Before cable’s TV’s specialization, science programming on television was a rarity, so when PBS originally aired the 13-hour series Cosmos: A Personal Voyage in 1980, it was an immediate hit and remains the most widely viewed PBS series ever worldwide. One of the primary reasons for Cosmos’ popularity was its creator and host, Carl Sagan, who came across as a kindly, wise teacher gently leading viewers through the wonders of the universe.
I, like many others, first became acquainted with Carl Sagan during the initial run of Cosmos and attribute my layman’s interest in science to his contagious sense of wonder. One of the first books I ever bought was his exploration of evolution and how it relates to religious mythology in The Dragons of Eden. And if there’s one book that I believe should be (but alas never will be) mandatory reading for every high school freshman, it’s The Demon Haunted World: Science as a Candle in the Darkness, his very readable primer on the scientific method and maintaining a healthy skepticism, or what Sagan calls ‘baloney detection’.
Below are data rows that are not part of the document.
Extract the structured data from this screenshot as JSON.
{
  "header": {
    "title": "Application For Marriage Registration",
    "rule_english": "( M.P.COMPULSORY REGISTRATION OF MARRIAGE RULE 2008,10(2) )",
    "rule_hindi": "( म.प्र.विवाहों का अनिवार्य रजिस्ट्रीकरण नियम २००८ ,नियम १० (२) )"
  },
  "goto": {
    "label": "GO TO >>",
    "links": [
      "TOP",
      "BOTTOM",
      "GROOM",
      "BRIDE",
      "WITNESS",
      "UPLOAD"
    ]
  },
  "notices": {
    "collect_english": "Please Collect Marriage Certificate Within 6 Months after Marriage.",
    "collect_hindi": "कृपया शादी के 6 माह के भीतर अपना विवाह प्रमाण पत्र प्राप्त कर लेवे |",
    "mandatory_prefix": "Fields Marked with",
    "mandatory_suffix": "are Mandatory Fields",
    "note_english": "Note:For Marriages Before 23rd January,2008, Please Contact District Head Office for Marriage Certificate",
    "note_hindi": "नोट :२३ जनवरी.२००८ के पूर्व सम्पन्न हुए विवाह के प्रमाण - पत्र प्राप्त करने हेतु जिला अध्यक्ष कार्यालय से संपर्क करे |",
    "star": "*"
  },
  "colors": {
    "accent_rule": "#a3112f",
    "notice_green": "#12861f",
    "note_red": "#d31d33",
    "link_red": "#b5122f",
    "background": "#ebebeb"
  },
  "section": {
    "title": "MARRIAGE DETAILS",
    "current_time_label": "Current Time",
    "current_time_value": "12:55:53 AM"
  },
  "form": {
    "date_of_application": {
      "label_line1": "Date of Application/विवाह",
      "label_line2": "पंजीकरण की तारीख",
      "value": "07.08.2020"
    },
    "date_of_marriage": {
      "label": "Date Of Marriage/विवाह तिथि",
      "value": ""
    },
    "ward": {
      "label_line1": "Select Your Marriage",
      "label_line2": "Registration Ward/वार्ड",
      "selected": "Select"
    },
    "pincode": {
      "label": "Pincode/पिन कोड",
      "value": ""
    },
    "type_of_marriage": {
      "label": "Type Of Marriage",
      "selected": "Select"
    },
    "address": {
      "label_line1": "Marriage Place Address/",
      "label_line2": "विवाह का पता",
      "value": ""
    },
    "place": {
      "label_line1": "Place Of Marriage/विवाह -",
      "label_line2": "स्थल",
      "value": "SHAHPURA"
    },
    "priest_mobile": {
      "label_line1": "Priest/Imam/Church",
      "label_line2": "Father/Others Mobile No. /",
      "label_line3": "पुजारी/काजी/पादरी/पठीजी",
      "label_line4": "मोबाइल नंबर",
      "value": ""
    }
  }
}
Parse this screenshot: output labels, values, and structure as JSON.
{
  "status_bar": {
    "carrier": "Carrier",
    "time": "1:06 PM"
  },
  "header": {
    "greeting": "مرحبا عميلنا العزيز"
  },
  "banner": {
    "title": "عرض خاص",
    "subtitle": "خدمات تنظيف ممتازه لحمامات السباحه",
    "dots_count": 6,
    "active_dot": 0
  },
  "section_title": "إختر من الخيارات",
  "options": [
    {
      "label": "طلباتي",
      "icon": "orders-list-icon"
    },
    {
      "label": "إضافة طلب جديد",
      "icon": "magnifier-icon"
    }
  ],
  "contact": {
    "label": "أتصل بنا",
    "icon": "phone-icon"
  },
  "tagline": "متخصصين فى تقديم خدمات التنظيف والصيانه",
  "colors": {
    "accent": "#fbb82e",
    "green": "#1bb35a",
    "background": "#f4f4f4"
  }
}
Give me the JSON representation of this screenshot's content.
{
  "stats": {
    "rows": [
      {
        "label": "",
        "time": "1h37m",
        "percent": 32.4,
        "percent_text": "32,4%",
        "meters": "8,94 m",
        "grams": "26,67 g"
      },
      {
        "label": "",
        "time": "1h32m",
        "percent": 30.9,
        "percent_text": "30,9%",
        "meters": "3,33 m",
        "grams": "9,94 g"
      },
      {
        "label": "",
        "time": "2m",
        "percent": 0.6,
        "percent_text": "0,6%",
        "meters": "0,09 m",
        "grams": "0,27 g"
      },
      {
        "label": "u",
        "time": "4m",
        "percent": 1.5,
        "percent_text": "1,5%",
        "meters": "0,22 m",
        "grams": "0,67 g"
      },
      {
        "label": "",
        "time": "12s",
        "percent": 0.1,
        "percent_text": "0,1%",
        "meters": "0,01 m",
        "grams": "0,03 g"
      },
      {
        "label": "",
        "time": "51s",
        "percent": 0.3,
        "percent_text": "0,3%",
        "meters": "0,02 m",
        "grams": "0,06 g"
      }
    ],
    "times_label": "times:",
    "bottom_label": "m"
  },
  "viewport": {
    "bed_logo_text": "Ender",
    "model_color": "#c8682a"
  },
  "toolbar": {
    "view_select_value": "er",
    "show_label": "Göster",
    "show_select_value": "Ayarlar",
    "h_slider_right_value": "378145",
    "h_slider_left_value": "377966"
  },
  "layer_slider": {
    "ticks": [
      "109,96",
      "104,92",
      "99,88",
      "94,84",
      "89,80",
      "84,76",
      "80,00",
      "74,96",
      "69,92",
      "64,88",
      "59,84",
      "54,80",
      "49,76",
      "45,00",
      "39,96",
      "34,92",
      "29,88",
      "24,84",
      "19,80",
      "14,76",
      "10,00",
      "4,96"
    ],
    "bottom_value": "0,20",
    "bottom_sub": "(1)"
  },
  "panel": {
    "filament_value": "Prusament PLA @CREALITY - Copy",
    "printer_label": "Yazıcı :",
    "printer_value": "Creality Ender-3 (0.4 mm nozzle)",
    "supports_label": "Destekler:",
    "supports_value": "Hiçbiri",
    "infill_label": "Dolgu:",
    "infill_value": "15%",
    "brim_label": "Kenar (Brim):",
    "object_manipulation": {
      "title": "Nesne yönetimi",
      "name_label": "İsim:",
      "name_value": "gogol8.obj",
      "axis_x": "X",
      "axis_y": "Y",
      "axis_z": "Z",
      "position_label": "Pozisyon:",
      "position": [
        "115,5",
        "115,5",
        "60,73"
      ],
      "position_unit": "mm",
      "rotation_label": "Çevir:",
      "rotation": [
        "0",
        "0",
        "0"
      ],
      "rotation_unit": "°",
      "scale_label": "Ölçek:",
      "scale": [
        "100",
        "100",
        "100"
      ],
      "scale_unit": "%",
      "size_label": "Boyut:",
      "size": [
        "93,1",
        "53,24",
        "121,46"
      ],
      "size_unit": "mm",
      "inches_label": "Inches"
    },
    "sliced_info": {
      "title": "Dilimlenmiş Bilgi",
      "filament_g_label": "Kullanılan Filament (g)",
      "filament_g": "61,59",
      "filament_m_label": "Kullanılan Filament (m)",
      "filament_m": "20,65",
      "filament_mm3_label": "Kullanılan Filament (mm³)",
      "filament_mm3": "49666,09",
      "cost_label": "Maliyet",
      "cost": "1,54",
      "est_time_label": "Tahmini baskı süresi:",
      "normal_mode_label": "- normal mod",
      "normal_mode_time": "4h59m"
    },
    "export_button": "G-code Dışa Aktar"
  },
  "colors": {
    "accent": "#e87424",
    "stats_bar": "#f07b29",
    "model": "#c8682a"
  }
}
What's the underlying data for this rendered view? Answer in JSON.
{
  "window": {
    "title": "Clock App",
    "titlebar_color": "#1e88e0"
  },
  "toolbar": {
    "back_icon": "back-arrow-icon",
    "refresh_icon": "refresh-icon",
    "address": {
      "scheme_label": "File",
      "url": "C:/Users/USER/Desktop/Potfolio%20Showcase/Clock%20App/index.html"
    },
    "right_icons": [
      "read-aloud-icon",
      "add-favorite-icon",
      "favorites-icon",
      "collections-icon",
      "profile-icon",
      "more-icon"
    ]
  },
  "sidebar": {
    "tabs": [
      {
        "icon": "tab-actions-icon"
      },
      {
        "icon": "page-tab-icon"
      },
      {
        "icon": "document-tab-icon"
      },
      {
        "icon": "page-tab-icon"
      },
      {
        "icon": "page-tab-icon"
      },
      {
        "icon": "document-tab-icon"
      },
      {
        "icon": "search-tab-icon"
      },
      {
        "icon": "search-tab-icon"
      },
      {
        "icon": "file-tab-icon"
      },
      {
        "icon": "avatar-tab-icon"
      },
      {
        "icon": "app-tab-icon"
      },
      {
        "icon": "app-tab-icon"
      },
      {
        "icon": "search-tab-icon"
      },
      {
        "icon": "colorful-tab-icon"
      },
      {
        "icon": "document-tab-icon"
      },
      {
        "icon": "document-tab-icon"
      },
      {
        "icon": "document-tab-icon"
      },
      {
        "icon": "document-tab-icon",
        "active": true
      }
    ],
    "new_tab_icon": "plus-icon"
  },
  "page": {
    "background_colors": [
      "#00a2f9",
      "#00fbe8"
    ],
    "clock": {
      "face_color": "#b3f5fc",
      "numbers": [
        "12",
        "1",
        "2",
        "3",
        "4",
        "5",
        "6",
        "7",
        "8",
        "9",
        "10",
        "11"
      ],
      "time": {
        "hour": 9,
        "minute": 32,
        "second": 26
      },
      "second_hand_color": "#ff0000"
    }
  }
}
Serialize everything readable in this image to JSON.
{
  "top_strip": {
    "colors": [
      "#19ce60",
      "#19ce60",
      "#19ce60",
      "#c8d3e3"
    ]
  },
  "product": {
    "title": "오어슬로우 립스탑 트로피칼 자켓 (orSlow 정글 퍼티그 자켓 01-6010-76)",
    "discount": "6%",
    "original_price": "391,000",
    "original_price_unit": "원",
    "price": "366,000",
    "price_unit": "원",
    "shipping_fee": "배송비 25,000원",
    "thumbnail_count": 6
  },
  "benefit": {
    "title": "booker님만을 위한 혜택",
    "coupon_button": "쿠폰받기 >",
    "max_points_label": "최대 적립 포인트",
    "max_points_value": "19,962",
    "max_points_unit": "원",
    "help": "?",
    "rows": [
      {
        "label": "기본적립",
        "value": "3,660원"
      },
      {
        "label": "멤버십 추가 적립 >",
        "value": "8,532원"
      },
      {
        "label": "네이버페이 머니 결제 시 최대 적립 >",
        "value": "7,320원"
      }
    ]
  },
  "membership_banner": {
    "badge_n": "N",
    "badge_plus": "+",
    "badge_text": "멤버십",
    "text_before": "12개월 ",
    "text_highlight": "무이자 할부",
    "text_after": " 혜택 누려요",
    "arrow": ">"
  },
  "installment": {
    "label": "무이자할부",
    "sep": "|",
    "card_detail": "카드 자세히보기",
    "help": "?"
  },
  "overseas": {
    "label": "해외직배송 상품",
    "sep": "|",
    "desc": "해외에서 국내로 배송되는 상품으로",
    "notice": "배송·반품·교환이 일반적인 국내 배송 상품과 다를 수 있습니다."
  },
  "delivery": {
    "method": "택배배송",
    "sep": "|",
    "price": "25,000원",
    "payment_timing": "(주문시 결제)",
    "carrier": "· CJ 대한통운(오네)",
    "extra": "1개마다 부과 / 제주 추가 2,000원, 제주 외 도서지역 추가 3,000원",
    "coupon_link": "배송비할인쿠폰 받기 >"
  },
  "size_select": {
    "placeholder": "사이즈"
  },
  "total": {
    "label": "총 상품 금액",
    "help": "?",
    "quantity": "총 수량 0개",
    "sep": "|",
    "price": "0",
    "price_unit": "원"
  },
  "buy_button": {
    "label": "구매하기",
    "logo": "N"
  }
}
In 2014, a new incarnation of Cosmos will find its home, surprisingly enough, on the Fox network. In another unlikely twist, the series’ producer is Family Guy creator and Academy Awards host, Seth MacFarlane, who has long been interested in bringing the series back to TV. With Cosmos’ originator and host no longer around to MC the proceedings, his duties are being assumed by esteemed astrophysicist and Director of the Hayden Planetarium, Neil deGrasse Tyson, who succeeds his hero and mentor Carl Sagan as the nation’s most popular ‘popularizer’ of science. During his early academic career, Sagan tried to lure the young Mr. Tyson to study at Cornell University, where he taught, to no avail (Tyson instead chose Harvard for his undergraduate studies.). Nevertheless, they remained close friends and colleagues in the years to follow. With the involvement of Neil deGrasse Tyson and Ann Druyan (Dr. Sagan’s widow and a highly respected author and producer in her own right), I’m hopeful that this new Cosmos will soar to the heavenly heights of the original.